As we turned and moved again through the temple, I wished that the illustrious men who had sat in it in the remote ages could visit it again and reveal themselves to our curious eyes--Plato, Aristotle, Demosthenes, Socrates, Phocion, Pythagoras, Euclid, Pindar, Xenophon, Herodotus, Praxiteles and Phidias, Zeuxis the painter.
Thus of the genius of one remarkable people we have a fourfold representation: and to the senses what more unlike than an ode of Pindar, a marble centaur, the peristyle of the Parthenon, and the last actions of Phocion?
from Phocion was a public indictment of the majority in the state
BCE, politician Phocion in 318 BCE, and Iustinus Martyr in 167 CE [46].
As early as 1784, Alexander Hamilton directly invoked both Vattel and Grotius (58) in his "Letter from Phocion to the Considerate Citizens of New York," in which he criticized New York for flagrantly violating the Treaty of Peace with Great Britain less than a year after it had been concluded.
Plutarch, Moralia 228e (Spartan Sayings 28); Life of Phocion 36.3
(78.) Hamilton, "Second Letter, from Phocion to the Considerate Citizens of New-York on the Politics of the Times, in Consequence of the Peace," April 1784, https://founders.archives.gov/documents/Hamilton/01-03-02-0347.
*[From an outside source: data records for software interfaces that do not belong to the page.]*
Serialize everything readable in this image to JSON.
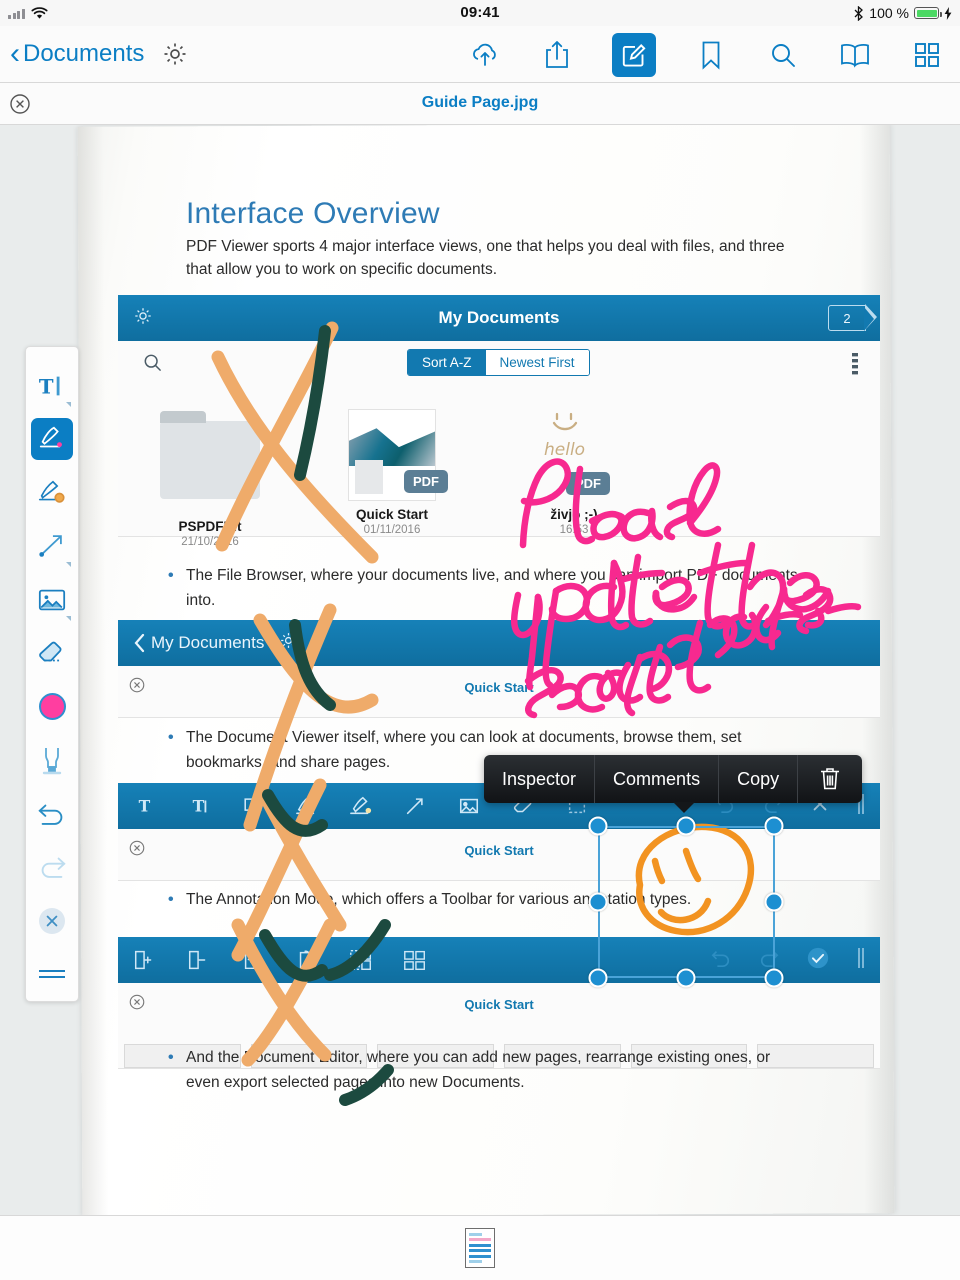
{
  "status_bar": {
    "time": "09:41",
    "battery_percent": "100 %",
    "signal_icon": "cellular-signal-icon",
    "wifi_icon": "wifi-icon",
    "bluetooth_icon": "bluetooth-icon",
    "charging_icon": "lightning-bolt-icon"
  },
  "nav_bar": {
    "back_label": "Documents",
    "back_chevron": "‹",
    "settings_icon": "gear-icon",
    "icons": [
      {
        "name": "cloud-upload-icon",
        "active": false
      },
      {
        "name": "share-icon",
        "active": false
      },
      {
        "name": "annotate-icon",
        "active": true
      },
      {
        "name": "bookmark-icon",
        "active": false
      },
      {
        "name": "search-icon",
        "active": false
      },
      {
        "name": "reader-book-icon",
        "active": false
      },
      {
        "name": "grid-thumbnails-icon",
        "active": false
      }
    ]
  },
  "sub_bar": {
    "close_icon": "close-circle-icon",
    "document_title": "Guide Page.jpg"
  },
  "document": {
    "heading": "Interface Overview",
    "intro": "PDF Viewer sports 4 major interface views, one that helps you deal with files, and three that allow you to work on specific documents.",
    "bullets": [
      "The File Browser, where your documents live, and where you can import PDF documents into.",
      "The Document Viewer itself, where you can look at documents, browse them, set bookmarks, and share pages.",
      "The Annotation Mode, which offers a Toolbar for various annotation types.",
      "And the Document Editor, where you can add new pages, rearrange existing ones, or even export selected pages into new Documents."
    ],
    "file_browser_panel": {
      "title": "My Documents",
      "page_badge": "2",
      "gear_icon": "gear-icon",
      "search_icon": "search-icon",
      "more_icon": "more-options-icon",
      "sort_segments": [
        {
          "label": "Sort A-Z",
          "selected": true
        },
        {
          "label": "Newest First",
          "selected": false
        }
      ],
      "files": [
        {
          "name": "PSPDFKit",
          "date": "21/10/2016",
          "kind": "folder"
        },
        {
          "name": "Quick Start",
          "date": "01/11/2016",
          "kind": "pdf",
          "badge": "PDF"
        },
        {
          "name": "živjo ;-)",
          "date": "16:53",
          "kind": "pdf",
          "badge": "PDF"
        }
      ]
    },
    "document_viewer_panel": {
      "back_label": "My Documents",
      "gear_icon": "gear-icon",
      "page_title": "Quick Start",
      "close_icon": "close-circle-icon"
    },
    "annotation_panel": {
      "page_title": "Quick Start",
      "close_icon": "close-circle-icon",
      "tools": [
        "text-annotation-icon",
        "text-box-icon",
        "note-comment-icon",
        "pen-icon",
        "highlighter-icon",
        "arrow-line-icon",
        "image-stamp-icon",
        "eraser-icon",
        "marquee-select-icon"
      ],
      "right_tools": [
        "undo-icon",
        "redo-icon",
        "close-x-icon",
        "drag-handle-icon"
      ]
    },
    "document_editor_panel": {
      "page_title": "Quick Start",
      "close_icon": "close-circle-icon",
      "tools": [
        "add-page-icon",
        "remove-page-icon",
        "insert-page-icon",
        "rotate-page-icon",
        "duplicate-page-icon",
        "select-all-pages-icon"
      ],
      "right_tools": [
        "undo-icon",
        "redo-icon",
        "confirm-check-icon",
        "drag-handle-icon"
      ]
    }
  },
  "annotations": {
    "handwritten_note": "Please update the screenshots-",
    "handwritten_note_color": "#f7298f",
    "cross_out_color": "#efab6a",
    "cross_out_dark_color": "#1c4a3f",
    "smiley_color": "#f29321",
    "selection_handle_color": "#1d8fd1"
  },
  "context_menu": {
    "items": [
      {
        "label": "Inspector",
        "icon": null
      },
      {
        "label": "Comments",
        "icon": null
      },
      {
        "label": "Copy",
        "icon": null
      },
      {
        "label": "",
        "icon": "trash-icon"
      }
    ]
  },
  "tool_palette": {
    "tools": [
      {
        "name": "text-tool",
        "icon": "text-cursor-icon",
        "selected": false
      },
      {
        "name": "pen-tool",
        "icon": "pen-icon",
        "selected": true
      },
      {
        "name": "highlighter-tool",
        "icon": "highlighter-icon",
        "selected": false
      },
      {
        "name": "line-tool",
        "icon": "arrow-line-icon",
        "selected": false
      },
      {
        "name": "image-tool",
        "icon": "image-icon",
        "selected": false
      },
      {
        "name": "eraser-tool",
        "icon": "eraser-icon",
        "selected": false
      },
      {
        "name": "color-swatch",
        "icon": "color-circle-icon",
        "selected": false,
        "color": "#ff3ea0"
      },
      {
        "name": "marker-tool",
        "icon": "marker-icon",
        "selected": false
      },
      {
        "name": "undo",
        "icon": "undo-icon",
        "selected": false
      },
      {
        "name": "redo",
        "icon": "redo-icon",
        "selected": false,
        "disabled": true
      },
      {
        "name": "close-palette",
        "icon": "close-x-icon",
        "selected": false
      },
      {
        "name": "palette-drag-handle",
        "icon": "drag-handle-icon",
        "selected": false
      }
    ]
  },
  "bottom_bar": {
    "page_thumbnail_icon": "page-thumbnail-icon"
  }
}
In a frenetic apogee of montage, the image of a faltering deer is furiously intercut with Nicolas Poussin's 1648 painting Burial of Phocion, the only painting in the Glass House.